How to complete this task:
Please repeat the entire listing verbatim and keep the pictures out.

Material provided:
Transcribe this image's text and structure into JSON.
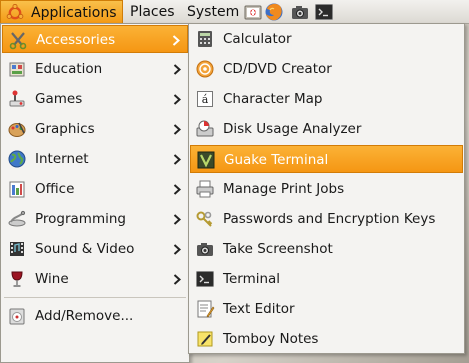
{
  "top_panel": {
    "applications": "Applications",
    "places": "Places",
    "system": "System",
    "launchers": [
      "help-icon",
      "firefox-icon",
      "screenshot-icon",
      "terminal-icon"
    ]
  },
  "main_menu": {
    "items": [
      {
        "label": "Accessories",
        "icon": "accessories-icon",
        "active": true
      },
      {
        "label": "Education",
        "icon": "education-icon"
      },
      {
        "label": "Games",
        "icon": "games-icon"
      },
      {
        "label": "Graphics",
        "icon": "graphics-icon"
      },
      {
        "label": "Internet",
        "icon": "internet-icon"
      },
      {
        "label": "Office",
        "icon": "office-icon"
      },
      {
        "label": "Programming",
        "icon": "programming-icon"
      },
      {
        "label": "Sound & Video",
        "icon": "sound-video-icon"
      },
      {
        "label": "Wine",
        "icon": "wine-icon"
      }
    ],
    "add_remove": "Add/Remove..."
  },
  "sub_menu": {
    "items": [
      {
        "label": "Calculator",
        "icon": "calculator-icon"
      },
      {
        "label": "CD/DVD Creator",
        "icon": "cd-dvd-icon"
      },
      {
        "label": "Character Map",
        "icon": "character-map-icon"
      },
      {
        "label": "Disk Usage Analyzer",
        "icon": "disk-usage-icon"
      },
      {
        "label": "Guake Terminal",
        "icon": "guake-icon",
        "active": true
      },
      {
        "label": "Manage Print Jobs",
        "icon": "printer-icon"
      },
      {
        "label": "Passwords and Encryption Keys",
        "icon": "keys-icon"
      },
      {
        "label": "Take Screenshot",
        "icon": "camera-icon"
      },
      {
        "label": "Terminal",
        "icon": "terminal-icon"
      },
      {
        "label": "Text Editor",
        "icon": "text-editor-icon"
      },
      {
        "label": "Tomboy Notes",
        "icon": "tomboy-icon"
      }
    ]
  },
  "colors": {
    "highlight": "#f59613",
    "highlight_border": "#d27c07",
    "menu_bg": "#f4f3f1"
  }
}
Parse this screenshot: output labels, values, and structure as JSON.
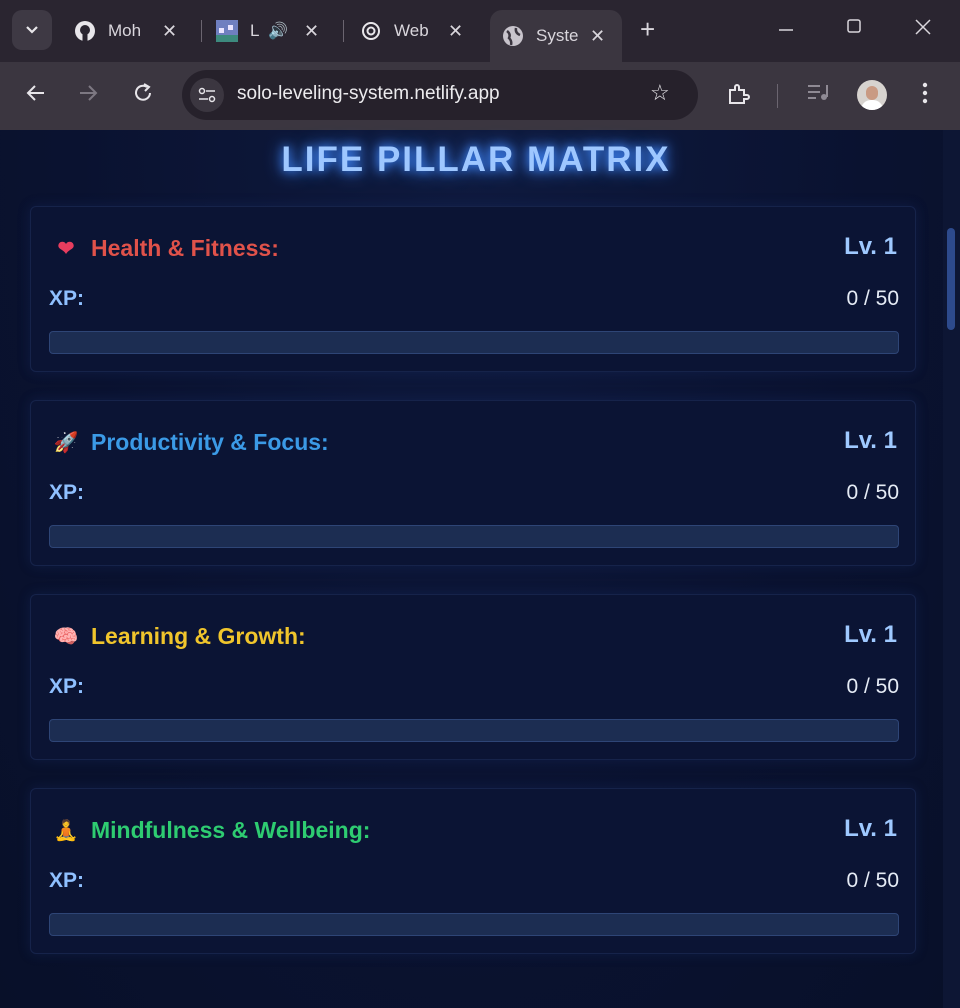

Written response:
Transcribe this image's text and structure into JSON.
{
  "top_panel": {
    "applications": "Applications",
    "places": "Places",
    "system": "System",
    "launchers": [
      "help-icon",
      "firefox-icon",
      "screenshot-icon",
      "terminal-icon"
    ]
  },
  "main_menu": {
    "items": [
      {
        "label": "Accessories",
        "icon": "accessories-icon",
        "active": true
      },
      {
        "label": "Education",
        "icon": "education-icon"
      },
      {
        "label": "Games",
        "icon": "games-icon"
      },
      {
        "label": "Graphics",
        "icon": "graphics-icon"
      },
      {
        "label": "Internet",
        "icon": "internet-icon"
      },
      {
        "label": "Office",
        "icon": "office-icon"
      },
      {
        "label": "Programming",
        "icon": "programming-icon"
      },
      {
        "label": "Sound & Video",
        "icon": "sound-video-icon"
      },
      {
        "label": "Wine",
        "icon": "wine-icon"
      }
    ],
    "add_remove": "Add/Remove..."
  },
  "sub_menu": {
    "items": [
      {
        "label": "Calculator",
        "icon": "calculator-icon"
      },
      {
        "label": "CD/DVD Creator",
        "icon": "cd-dvd-icon"
      },
      {
        "label": "Character Map",
        "icon": "character-map-icon"
      },
      {
        "label": "Disk Usage Analyzer",
        "icon": "disk-usage-icon"
      },
      {
        "label": "Guake Terminal",
        "icon": "guake-icon",
        "active": true
      },
      {
        "label": "Manage Print Jobs",
        "icon": "printer-icon"
      },
      {
        "label": "Passwords and Encryption Keys",
        "icon": "keys-icon"
      },
      {
        "label": "Take Screenshot",
        "icon": "camera-icon"
      },
      {
        "label": "Terminal",
        "icon": "terminal-icon"
      },
      {
        "label": "Text Editor",
        "icon": "text-editor-icon"
      },
      {
        "label": "Tomboy Notes",
        "icon": "tomboy-icon"
      }
    ]
  },
  "colors": {
    "highlight": "#f59613",
    "highlight_border": "#d27c07",
    "menu_bg": "#f4f3f1"
  }
}
Parse this screenshot: output labels, values, and structure as JSON.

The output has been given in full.